For example, OSINTtechnical and other sources are being used extensively in support of Western media outlets to help verify and amplify a news feed, photo, or video content. Meanwhile, Google and others counter the misinformation feeds by closing various channels within its enterprise, as reported in their Threat blog.

“We terminated 4 YouTube channels, 2 AdSense accounts, and 1 Blogger blog and blocked 6 domains from eligibility to appear on Google News surfaces and Discover as part of our investigation into reported coordinated influence operations linked to Belarus, Moldova, and Ukraine. The campaign was sharing content in English that was about a variety of topics including US and European current events. We believe this operation was financially motivated”.

If you’re not using a cyber intelligence feed, a useful free OSINT feed can be found via CyberKnow – their live feed is focused on the multi-dimensional cyber activity because of this conflict. This is a view of the open-source data collected and published demonstrating the various actors now engaged in non-government sanctioned cyber offensive activities on both sides of this conflict.

Source: CyberKnow 03-03-22

US authorities warn of wiper malware
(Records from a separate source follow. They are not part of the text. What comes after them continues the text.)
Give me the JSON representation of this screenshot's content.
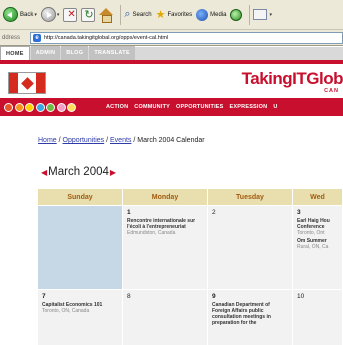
{
  "browser": {
    "back_label": "Back",
    "search_label": "Search",
    "favorites_label": "Favorites",
    "media_label": "Media",
    "address_label": "ddress",
    "url": "http://canada.takingitglobal.org/opps/event-cal.html"
  },
  "site": {
    "tabs": [
      "HOME",
      "ADMIN",
      "BLOG",
      "TRANSLATE"
    ],
    "logo_text": "TakingITGlob",
    "logo_sub": "CAN",
    "nav_links": [
      "ACTION",
      "COMMUNITY",
      "OPPORTUNITIES",
      "EXPRESSION",
      "U"
    ],
    "dot_colors": [
      "#e8532a",
      "#f7941d",
      "#ffd200",
      "#3aa9e0",
      "#6cbd45",
      "#f29fc5",
      "#ffde59"
    ],
    "brand_color": "#c8102e"
  },
  "breadcrumb": {
    "home": "Home",
    "opportunities": "Opportunities",
    "events": "Events",
    "current": "March 2004 Calendar",
    "sep": " / "
  },
  "calendar": {
    "title": "March 2004",
    "prev_arrow": "◀",
    "next_arrow": "▶",
    "weekdays": [
      "Sunday",
      "Monday",
      "Tuesday",
      "Wed"
    ],
    "week1": {
      "monday": {
        "day": "1",
        "event_title": "Rencontre internationale sur l'écoli à l'entrepreneuriat",
        "event_loc": "Edmundston, Canada"
      },
      "tuesday": {
        "day": "2"
      },
      "wednesday": {
        "day": "3",
        "event1_title": "Earl Haig Hou Conference",
        "event1_loc": "Toronto, Ont",
        "event2_title": "Om Summer",
        "event2_loc": "Rural, ON, Ca"
      }
    },
    "week2": {
      "sunday": {
        "day": "7",
        "event_title": "Capitalist Economics 101",
        "event_loc": "Toronto, ON, Canada"
      },
      "monday": {
        "day": "8"
      },
      "tuesday": {
        "day": "9",
        "event_title": "Canadian Department of Foreign Affairs public consultation meetings in preparation for the"
      },
      "wednesday": {
        "day": "10"
      }
    }
  }
}
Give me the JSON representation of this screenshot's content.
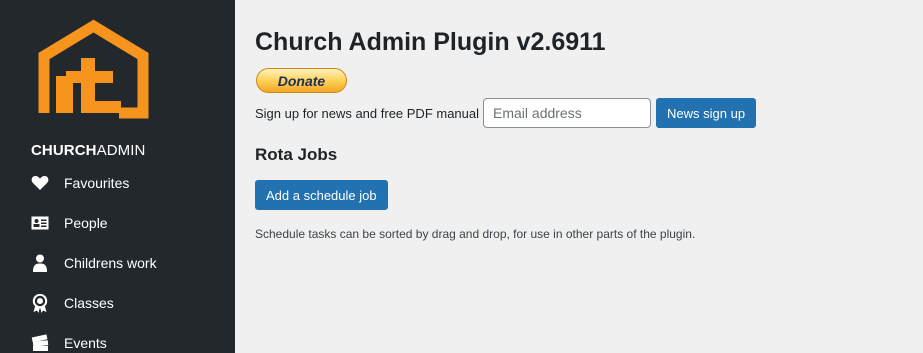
{
  "sidebar": {
    "brand_bold": "CHURCH",
    "brand_light": "ADMIN",
    "logo_color": "#f7941d",
    "items": [
      {
        "label": "Favourites",
        "icon": "heart-icon"
      },
      {
        "label": "People",
        "icon": "id-card-icon"
      },
      {
        "label": "Childrens work",
        "icon": "person-icon"
      },
      {
        "label": "Classes",
        "icon": "award-icon"
      },
      {
        "label": "Events",
        "icon": "tickets-icon"
      }
    ]
  },
  "main": {
    "title": "Church Admin Plugin v2.6911",
    "donate_label": "Donate",
    "signup": {
      "label": "Sign up for news and free PDF manual",
      "placeholder": "Email address",
      "button": "News sign up"
    },
    "section_title": "Rota Jobs",
    "add_job_button": "Add a schedule job",
    "help_text": "Schedule tasks can be sorted by drag and drop, for use in other parts of the plugin."
  },
  "colors": {
    "sidebar_bg": "#23282d",
    "primary": "#2271b1",
    "page_bg": "#f0f0f1"
  }
}
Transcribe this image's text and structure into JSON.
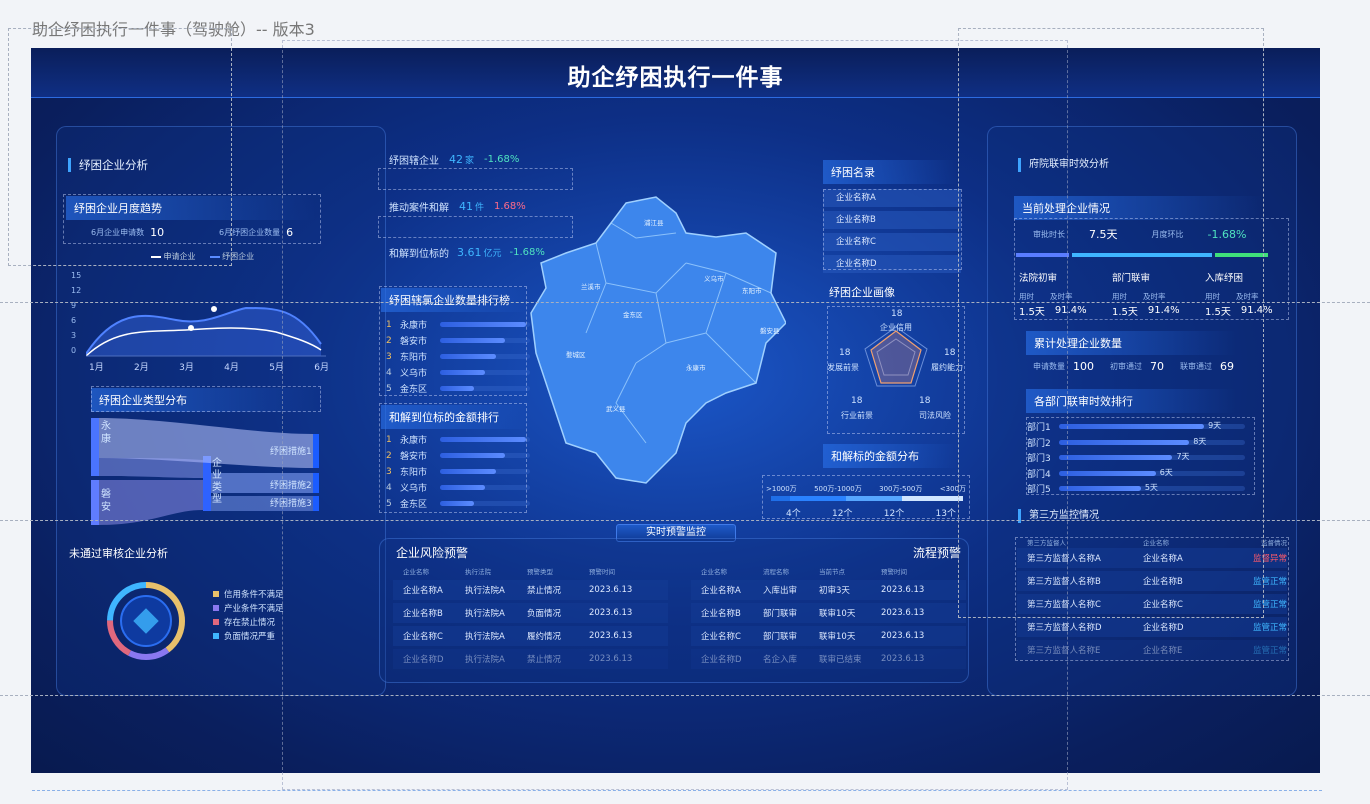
{
  "frame_label": "助企纾困执行一件事（驾驶舱）-- 版本3",
  "title": "助企纾困执行一件事",
  "left": {
    "section_title": "纾困企业分析",
    "monthly": {
      "title": "纾困企业月度趋势",
      "stat1_label": "6月企业申请数",
      "stat1_value": "10",
      "stat2_label": "6月纾困企业数量",
      "stat2_value": "6",
      "legend_apply": "申请企业",
      "legend_relief": "纾困企业",
      "y_ticks": [
        "15",
        "12",
        "9",
        "6",
        "3",
        "0"
      ],
      "months": [
        "1月",
        "2月",
        "3月",
        "4月",
        "5月",
        "6月"
      ]
    },
    "types": {
      "title": "纾困企业类型分布",
      "src1": "永康",
      "src2": "磐安",
      "mid": "企业类型",
      "t1": "纾困措施1",
      "t2": "纾困措施2",
      "t3": "纾困措施3"
    },
    "fail": {
      "title": "未通过审核企业分析",
      "legend": [
        "信用条件不满足",
        "产业条件不满足",
        "存在禁止情况",
        "负面情况严重"
      ],
      "colors": [
        "#e8c06b",
        "#8a78f0",
        "#e0687e",
        "#3fb6ff"
      ]
    }
  },
  "center": {
    "stats": [
      {
        "label": "纾困辖企业",
        "value": "42",
        "unit": "家",
        "change": "-1.68%",
        "change_color": "#4fe3c0"
      },
      {
        "label": "推动案件和解",
        "value": "41",
        "unit": "件",
        "change": "1.68%",
        "change_color": "#ff6b8a"
      },
      {
        "label": "和解到位标的",
        "value": "3.61",
        "unit": "亿元",
        "change": "-1.68%",
        "change_color": "#4fe3c0"
      }
    ],
    "rank1": {
      "title": "纾困辖氯企业数量排行榜",
      "items": [
        {
          "rank": "1",
          "name": "永康市",
          "pct": 0.95
        },
        {
          "rank": "2",
          "name": "磐安市",
          "pct": 0.72
        },
        {
          "rank": "3",
          "name": "东阳市",
          "pct": 0.62
        },
        {
          "rank": "4",
          "name": "义乌市",
          "pct": 0.5
        },
        {
          "rank": "5",
          "name": "金东区",
          "pct": 0.38
        }
      ]
    },
    "rank2": {
      "title": "和解到位标的金额排行",
      "items": [
        {
          "rank": "1",
          "name": "永康市",
          "pct": 0.95
        },
        {
          "rank": "2",
          "name": "磐安市",
          "pct": 0.72
        },
        {
          "rank": "3",
          "name": "东阳市",
          "pct": 0.62
        },
        {
          "rank": "4",
          "name": "义乌市",
          "pct": 0.5
        },
        {
          "rank": "5",
          "name": "金东区",
          "pct": 0.38
        }
      ]
    },
    "map_regions": [
      "浦江县",
      "兰溪市",
      "义乌市",
      "东阳市",
      "金东区",
      "婺城区",
      "磐安县",
      "武义县",
      "永康市"
    ],
    "list": {
      "title": "纾困名录",
      "items": [
        "企业名称A",
        "企业名称B",
        "企业名称C",
        "企业名称D"
      ]
    },
    "portrait": {
      "title": "纾困企业画像",
      "labels": [
        "企业信用",
        "履约能力",
        "司法风险",
        "行业前景",
        "发展前景"
      ],
      "values": [
        "18",
        "18",
        "18",
        "18",
        "18"
      ]
    },
    "dist": {
      "title": "和解标的金额分布",
      "labels": [
        ">1000万",
        "500万-1000万",
        "300万-500万",
        "<300万"
      ],
      "counts": [
        "4个",
        "12个",
        "12个",
        "13个"
      ]
    },
    "monitor_tab": "实时预警监控",
    "risk": {
      "title": "企业风险预警",
      "headers": [
        "企业名称",
        "执行法院",
        "预警类型",
        "预警时间"
      ],
      "rows": [
        [
          "企业名称A",
          "执行法院A",
          "禁止情况",
          "2023.6.13"
        ],
        [
          "企业名称B",
          "执行法院A",
          "负面情况",
          "2023.6.13"
        ],
        [
          "企业名称C",
          "执行法院A",
          "履约情况",
          "2023.6.13"
        ],
        [
          "企业名称D",
          "执行法院A",
          "禁止情况",
          "2023.6.13"
        ]
      ]
    },
    "flow": {
      "title": "流程预警",
      "headers": [
        "企业名称",
        "流程名称",
        "当前节点",
        "预警时间"
      ],
      "rows": [
        [
          "企业名称A",
          "入库出审",
          "初审3天",
          "2023.6.13"
        ],
        [
          "企业名称B",
          "部门联审",
          "联审10天",
          "2023.6.13"
        ],
        [
          "企业名称C",
          "部门联审",
          "联审10天",
          "2023.6.13"
        ],
        [
          "企业名称D",
          "名企入库",
          "联审已结束",
          "2023.6.13"
        ]
      ]
    }
  },
  "right": {
    "section_title": "府院联审时效分析",
    "current": {
      "title": "当前处理企业情况",
      "l1": "审批时长",
      "v1": "7.5天",
      "l2": "月度环比",
      "v2": "-1.68%"
    },
    "stages": [
      {
        "name": "法院初审",
        "t_label": "用时",
        "t": "1.5天",
        "r_label": "及时率",
        "r": "91.4%"
      },
      {
        "name": "部门联审",
        "t_label": "用时",
        "t": "1.5天",
        "r_label": "及时率",
        "r": "91.4%"
      },
      {
        "name": "入库纾困",
        "t_label": "用时",
        "t": "1.5天",
        "r_label": "及时率",
        "r": "91.4%"
      }
    ],
    "cumulative": {
      "title": "累计处理企业数量",
      "items": [
        {
          "label": "申请数量",
          "value": "100"
        },
        {
          "label": "初审通过",
          "value": "70"
        },
        {
          "label": "联审通过",
          "value": "69"
        }
      ]
    },
    "dept": {
      "title": "各部门联审时效排行",
      "items": [
        {
          "name": "部门1",
          "days": "9天",
          "pct": 0.78
        },
        {
          "name": "部门2",
          "days": "8天",
          "pct": 0.7
        },
        {
          "name": "部门3",
          "days": "7天",
          "pct": 0.61
        },
        {
          "name": "部门4",
          "days": "6天",
          "pct": 0.52
        },
        {
          "name": "部门5",
          "days": "5天",
          "pct": 0.44
        }
      ]
    },
    "third": {
      "title": "第三方监控情况",
      "headers": [
        "第三方监督人",
        "企业名称",
        "监督情况"
      ],
      "rows": [
        {
          "a": "第三方监督人名称A",
          "b": "企业名称A",
          "c": "监督异常",
          "color": "#ff5a6a"
        },
        {
          "a": "第三方监督人名称B",
          "b": "企业名称B",
          "c": "监管正常",
          "color": "#3fb6ff"
        },
        {
          "a": "第三方监督人名称C",
          "b": "企业名称C",
          "c": "监管正常",
          "color": "#3fb6ff"
        },
        {
          "a": "第三方监督人名称D",
          "b": "企业名称D",
          "c": "监管正常",
          "color": "#3fb6ff"
        },
        {
          "a": "第三方监督人名称E",
          "b": "企业名称E",
          "c": "监管正常",
          "color": "#3fb6ff"
        }
      ]
    }
  }
}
The US CISA, along with the FBI, released new guidance on the recently discovered WhisperGate and HermeticWiper malware strains. The new advisory was issued following the widespread impact against Ukrainian organisations. It also warned the malware could affect businesses in the US. The CISA urged US organisations to take proactive measures to protect their critical assets from attacks.

WhisperGate is a form of wiper malware that masquerades as ransomware. Instead of encrypting files, it targets the Master Boot Record (MBR). The malware, first discovered by the Microsoft Threat Intelligence Center (MSTIC), was used in multiple cyberattacks against Ukrainian targets in January. The targets include organisations in the government, non-profit and technology sectors. 
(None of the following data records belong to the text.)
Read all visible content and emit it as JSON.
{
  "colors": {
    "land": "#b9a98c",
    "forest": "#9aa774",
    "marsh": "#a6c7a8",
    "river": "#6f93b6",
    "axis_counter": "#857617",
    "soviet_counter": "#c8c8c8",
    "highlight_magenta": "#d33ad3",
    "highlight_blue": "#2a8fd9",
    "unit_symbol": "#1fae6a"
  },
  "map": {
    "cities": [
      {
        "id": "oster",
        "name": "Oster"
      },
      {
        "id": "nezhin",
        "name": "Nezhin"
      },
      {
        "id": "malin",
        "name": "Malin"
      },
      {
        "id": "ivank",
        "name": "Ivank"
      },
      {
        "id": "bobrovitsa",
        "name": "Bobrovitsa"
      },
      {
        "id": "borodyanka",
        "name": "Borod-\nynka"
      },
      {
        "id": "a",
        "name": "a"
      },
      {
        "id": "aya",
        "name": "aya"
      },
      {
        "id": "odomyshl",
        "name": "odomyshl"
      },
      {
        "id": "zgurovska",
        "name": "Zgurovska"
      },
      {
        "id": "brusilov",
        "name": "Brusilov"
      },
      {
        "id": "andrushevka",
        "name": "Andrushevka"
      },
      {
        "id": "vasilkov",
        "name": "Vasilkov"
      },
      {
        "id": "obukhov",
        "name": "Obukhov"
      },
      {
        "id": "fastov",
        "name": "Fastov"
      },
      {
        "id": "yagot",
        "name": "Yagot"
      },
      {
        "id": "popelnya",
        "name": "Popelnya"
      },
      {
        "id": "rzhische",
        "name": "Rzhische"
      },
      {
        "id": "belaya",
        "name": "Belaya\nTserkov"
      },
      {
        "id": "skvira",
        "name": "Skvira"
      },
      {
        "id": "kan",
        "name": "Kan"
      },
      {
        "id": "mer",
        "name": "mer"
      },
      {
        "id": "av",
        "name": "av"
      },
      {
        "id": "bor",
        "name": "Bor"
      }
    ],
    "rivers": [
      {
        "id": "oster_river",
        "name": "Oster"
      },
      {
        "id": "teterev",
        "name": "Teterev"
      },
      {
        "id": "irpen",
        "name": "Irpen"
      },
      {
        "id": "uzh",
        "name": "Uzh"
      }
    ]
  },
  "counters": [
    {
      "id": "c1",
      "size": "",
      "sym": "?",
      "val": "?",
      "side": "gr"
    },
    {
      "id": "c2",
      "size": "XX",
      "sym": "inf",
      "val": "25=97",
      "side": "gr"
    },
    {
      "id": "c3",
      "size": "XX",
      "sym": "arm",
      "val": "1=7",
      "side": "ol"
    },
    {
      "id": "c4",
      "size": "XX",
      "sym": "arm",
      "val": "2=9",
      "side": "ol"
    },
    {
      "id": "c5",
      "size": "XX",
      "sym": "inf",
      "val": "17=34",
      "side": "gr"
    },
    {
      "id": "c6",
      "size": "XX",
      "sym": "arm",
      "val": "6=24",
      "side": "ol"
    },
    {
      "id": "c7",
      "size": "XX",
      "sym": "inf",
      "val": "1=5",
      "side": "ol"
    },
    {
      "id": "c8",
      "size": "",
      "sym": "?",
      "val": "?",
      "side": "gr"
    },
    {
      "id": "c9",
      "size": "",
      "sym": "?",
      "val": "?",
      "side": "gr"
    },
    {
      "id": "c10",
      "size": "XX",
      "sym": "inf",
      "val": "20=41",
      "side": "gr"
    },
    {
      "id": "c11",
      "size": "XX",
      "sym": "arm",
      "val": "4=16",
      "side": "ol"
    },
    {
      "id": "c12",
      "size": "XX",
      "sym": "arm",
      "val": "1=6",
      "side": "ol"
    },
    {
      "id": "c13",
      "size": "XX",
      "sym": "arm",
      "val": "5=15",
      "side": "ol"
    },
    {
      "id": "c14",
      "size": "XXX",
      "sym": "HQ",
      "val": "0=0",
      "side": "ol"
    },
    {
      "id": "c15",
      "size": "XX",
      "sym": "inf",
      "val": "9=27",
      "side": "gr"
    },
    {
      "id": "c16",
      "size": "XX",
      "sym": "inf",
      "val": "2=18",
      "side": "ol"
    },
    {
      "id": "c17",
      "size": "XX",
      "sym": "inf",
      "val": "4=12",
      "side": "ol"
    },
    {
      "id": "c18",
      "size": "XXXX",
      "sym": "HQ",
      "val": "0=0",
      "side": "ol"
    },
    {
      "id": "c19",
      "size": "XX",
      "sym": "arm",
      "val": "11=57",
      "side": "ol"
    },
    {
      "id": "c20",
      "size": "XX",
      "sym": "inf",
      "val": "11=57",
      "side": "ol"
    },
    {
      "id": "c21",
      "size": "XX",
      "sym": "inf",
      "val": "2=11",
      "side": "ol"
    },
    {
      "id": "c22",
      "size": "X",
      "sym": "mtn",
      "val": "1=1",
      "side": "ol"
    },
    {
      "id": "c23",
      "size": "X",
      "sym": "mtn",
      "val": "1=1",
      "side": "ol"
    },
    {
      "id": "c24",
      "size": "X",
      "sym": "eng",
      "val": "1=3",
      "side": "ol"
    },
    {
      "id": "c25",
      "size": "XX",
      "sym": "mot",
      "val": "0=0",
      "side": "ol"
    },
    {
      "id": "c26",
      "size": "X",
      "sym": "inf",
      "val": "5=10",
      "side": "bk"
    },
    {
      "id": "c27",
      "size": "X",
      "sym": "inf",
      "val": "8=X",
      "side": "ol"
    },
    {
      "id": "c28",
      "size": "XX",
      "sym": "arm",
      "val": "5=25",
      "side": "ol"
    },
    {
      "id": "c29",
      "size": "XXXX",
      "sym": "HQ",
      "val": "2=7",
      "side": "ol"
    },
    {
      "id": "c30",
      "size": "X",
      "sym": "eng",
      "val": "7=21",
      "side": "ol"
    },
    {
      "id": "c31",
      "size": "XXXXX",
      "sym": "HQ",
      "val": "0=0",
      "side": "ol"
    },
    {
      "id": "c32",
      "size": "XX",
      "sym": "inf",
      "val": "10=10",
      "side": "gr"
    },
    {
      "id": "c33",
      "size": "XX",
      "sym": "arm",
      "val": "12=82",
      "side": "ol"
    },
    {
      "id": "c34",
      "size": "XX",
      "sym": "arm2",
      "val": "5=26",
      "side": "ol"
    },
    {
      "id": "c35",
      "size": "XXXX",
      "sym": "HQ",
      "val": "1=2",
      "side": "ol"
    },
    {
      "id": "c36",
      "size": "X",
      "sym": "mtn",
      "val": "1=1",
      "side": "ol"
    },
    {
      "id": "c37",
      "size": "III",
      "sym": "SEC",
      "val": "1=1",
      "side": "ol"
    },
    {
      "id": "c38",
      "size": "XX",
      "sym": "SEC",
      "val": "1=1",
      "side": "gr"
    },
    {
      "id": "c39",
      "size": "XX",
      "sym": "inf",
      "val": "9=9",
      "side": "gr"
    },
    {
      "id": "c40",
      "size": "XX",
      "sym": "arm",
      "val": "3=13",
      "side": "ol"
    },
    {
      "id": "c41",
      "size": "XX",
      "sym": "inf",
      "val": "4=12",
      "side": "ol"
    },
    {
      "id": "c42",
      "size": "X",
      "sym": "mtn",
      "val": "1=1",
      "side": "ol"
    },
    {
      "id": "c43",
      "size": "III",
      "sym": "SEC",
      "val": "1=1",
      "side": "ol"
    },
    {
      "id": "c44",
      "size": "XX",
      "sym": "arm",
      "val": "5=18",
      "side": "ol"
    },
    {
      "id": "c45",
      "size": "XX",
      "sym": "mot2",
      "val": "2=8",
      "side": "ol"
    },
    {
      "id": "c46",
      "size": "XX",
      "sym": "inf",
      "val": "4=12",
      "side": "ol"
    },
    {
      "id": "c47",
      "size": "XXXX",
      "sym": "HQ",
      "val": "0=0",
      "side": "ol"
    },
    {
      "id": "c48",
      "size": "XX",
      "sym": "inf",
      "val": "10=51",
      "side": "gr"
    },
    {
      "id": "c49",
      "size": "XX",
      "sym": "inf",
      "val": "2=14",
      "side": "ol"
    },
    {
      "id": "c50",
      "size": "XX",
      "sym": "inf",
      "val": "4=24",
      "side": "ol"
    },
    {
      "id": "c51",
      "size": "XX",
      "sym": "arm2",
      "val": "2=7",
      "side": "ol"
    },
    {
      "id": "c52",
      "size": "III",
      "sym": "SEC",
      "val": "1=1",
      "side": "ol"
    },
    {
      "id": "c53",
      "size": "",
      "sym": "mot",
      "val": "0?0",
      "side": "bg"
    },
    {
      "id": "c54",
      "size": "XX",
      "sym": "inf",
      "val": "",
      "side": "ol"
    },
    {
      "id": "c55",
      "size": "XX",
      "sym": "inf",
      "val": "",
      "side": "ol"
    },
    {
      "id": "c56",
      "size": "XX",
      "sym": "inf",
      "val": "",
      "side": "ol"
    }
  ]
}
In response, this week, legislators through the US Senate approved a package of cybersecurity bills, including legislation that would require mandatory incident reporting for critical infrastructure organisations.
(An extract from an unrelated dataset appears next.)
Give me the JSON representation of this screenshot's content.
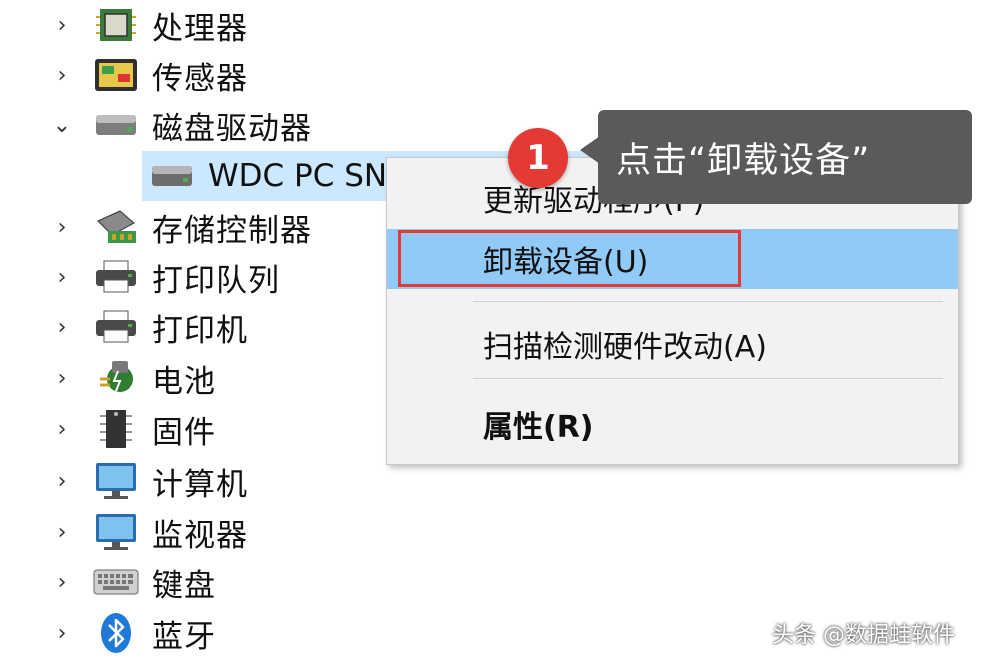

“So glad to see the Senate pass the Strengthening American Cybersecurity Act – with the mounting threat of Putin launching more cyberattacks against Ukraine or even the US, there has never been a more critical time to act to strengthen our cyber defenses,” Senate Intelligence Committee Chair Mark Warner (D-Va.) tweeted.

The cyber incident reporting bill will mandate that critical infrastructure operations alert the US authorities within 72 hours of a breach and 24 hours if the organisation made a ransomware payment.

This comes at a time when entities in the healthcare and public health sectors are urged to be vigilant in monitoring for and proactively working to prevent falling victim to wiper malware and attacks from threat groups with ties to Russia, in light of the unprovoked attack on Ukraine, according to an alert from The US Department of Health and Human Services Cybersecurity Coordination Center.

Train with QA Cyber Security

Interested in learning more about cyber security? QA's Cyber Security practice offers training, labs, certifications and qualifications in a wide range of subjects, including attack and defence, data privacy, security operations, digital forensics and incident response, secure engineering, cyber governance, risk and compliance, cyber intelligence, and cloud security.

Contact us today.

Previous editions of Cyber Pulse

Stay in the know

Subscribe to our monthly Learning Matters newsletter and stay up to date with QA's latest news, views, offers, must-go-to events and more.

And if you want to keep up with the latest cyber news, why not subscribe to our weekly Cyber Pulse newsletter.

Sign up to our newsletters
Stay in the know

Related Articles